I think knowing what you want out of a conference is the key to picking which one will be best for you. After awhile, I outgrew most writing conferences like SCBWI. They’re fantastic for people just getting their feet wet with publishing, but I personally wasn’t getting much new information out of them. Instead, I’ve been doing ALA every year. It’s fun, I get to meet up with friends I don’t see often, I always meet new people, and I get a chance to discover new books. There are no hit-or-miss panels to sit through, and it’s cheap!
This year, the Class of 2K13, of which I’m a part, was approved to do a panel ALA, so it was a no-brainer for me to go again. When I told Disney-Hyperion I was going, they kindly set up a reading and signing for me. BEA, on the other hand, was all Disney. They arranged for me to go and set up tons of events for me (I think I ended up with seven in 48 hours). Both conferences were exhausting (even more than usual!) but I also had a ton of fun and managed not to fall down, throw up, or otherwise humiliate myself in public, so I think they went pretty well!
9. How cool you go to ALA every year. I’d love to go there someday. What are you working on now?
All Our Yesterdays #2! It’s slowly killing me.
Thanks for sharing all your advice, Cristin. You can find Cristin at her website, Twitter, Tumblr, or Facebook.
Cristin and her publisher, Disney, have generously offered an ARC of ALL OUR YESTERDAYS for a giveaway. To enter, all you need to do is be a follower (just click the follow button if you’re not a follower) and leave a comment by midnight on August 17th. I’ll announce the winner on August 19th. If your e-mail is not on your Google Profile, please leave it in the comments.
If you mention this contest on Twitter, Facebook, or your blog, mention this in the comments and I'll give you an extra entry.

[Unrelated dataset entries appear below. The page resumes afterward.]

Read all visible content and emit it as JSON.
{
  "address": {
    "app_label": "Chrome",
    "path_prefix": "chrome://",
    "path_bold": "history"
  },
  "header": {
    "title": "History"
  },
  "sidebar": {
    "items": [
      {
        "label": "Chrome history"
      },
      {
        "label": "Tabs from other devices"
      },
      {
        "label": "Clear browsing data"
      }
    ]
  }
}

You must be 13 or older to enter. International entries are welcome.
Here’s what’s coming up next:
On Monday I’m interviewing Ellen Boorman and giving away a copy of TEXTING THE UNIVERSE, a middle grade paranormal story told from a boy’s POV. This is Ellen’s third book so I know she’ll have a lot of great advice to share with us.

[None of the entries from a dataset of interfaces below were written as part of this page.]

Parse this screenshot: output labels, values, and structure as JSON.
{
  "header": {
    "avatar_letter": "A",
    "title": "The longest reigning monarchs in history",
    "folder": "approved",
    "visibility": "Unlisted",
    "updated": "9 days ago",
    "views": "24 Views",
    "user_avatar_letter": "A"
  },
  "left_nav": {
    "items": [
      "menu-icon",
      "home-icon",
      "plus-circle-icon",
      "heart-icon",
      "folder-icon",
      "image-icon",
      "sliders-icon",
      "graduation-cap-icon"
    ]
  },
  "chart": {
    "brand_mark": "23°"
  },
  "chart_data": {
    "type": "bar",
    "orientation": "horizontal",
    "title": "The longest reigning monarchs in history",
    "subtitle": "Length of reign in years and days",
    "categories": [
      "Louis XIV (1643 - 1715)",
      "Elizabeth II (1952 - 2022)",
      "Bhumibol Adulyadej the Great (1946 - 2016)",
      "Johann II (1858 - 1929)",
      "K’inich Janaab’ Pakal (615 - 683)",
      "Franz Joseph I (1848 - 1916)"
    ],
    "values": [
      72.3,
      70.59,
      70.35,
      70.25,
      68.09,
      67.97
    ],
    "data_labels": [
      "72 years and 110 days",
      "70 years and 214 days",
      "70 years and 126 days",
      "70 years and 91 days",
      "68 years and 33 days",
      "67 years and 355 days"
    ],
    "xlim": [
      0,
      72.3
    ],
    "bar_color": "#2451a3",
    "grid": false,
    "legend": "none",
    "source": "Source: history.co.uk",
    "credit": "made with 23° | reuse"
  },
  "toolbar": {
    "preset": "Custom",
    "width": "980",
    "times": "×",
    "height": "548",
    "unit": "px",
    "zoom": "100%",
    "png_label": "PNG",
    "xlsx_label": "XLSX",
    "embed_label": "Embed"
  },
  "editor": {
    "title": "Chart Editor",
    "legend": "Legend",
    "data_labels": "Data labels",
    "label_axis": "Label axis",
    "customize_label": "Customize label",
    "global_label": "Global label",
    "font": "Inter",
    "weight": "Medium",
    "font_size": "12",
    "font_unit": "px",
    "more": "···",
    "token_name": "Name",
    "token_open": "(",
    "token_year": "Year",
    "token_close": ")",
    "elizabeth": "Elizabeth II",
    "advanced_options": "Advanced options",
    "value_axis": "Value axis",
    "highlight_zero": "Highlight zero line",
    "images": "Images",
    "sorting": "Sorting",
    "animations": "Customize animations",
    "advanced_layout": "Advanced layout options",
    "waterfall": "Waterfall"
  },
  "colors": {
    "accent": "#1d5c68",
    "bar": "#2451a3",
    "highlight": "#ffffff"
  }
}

The following Monday I’m interviewing author Dianne Salerni’s (author of THE CAGED GRAVES) 16-year old daughter about how she finds out about books and the writer’s club she started at her high school for my Ask The Expert series. And I’ll be giving away a copy of ICONS. It’s another sci-fi/dystopian story I really enjoyed. I was struck by how different it is from THE 5th WAVE that I spotlighted last month.
Wednesday that week, I’m interviewing Darcy Pattision and giving away a copy of her new book, START YOUR NOVEL-SIX WINNING STEPS TOWARD A COMPELLING OPENING LINE, SCENE, AND CHAPTER. Darcy’s the author of picture books, non fiction books, and a YA novel. And she’s also the author of NOVEL METAMORPHOSIS: UNCOMMON WAYS TO REVISE NOVELS, a fantastic book that I found really helpful when revising my novel. I know she’ll have lots of great advice to share with us.
The Monday after that I’m thrilled to have C.J. Redwine back to talk about her new book, DECEPTION, the sequel to DEFIANCE. I really loved how C.J. took the story in a totally different direction I didn’t anticipate. And of course, I’ll be giving away an ARC of this.
And don't forget our Tuesday Tips and Casey's Thursday agent spotlights.
Hope to see you next Monday!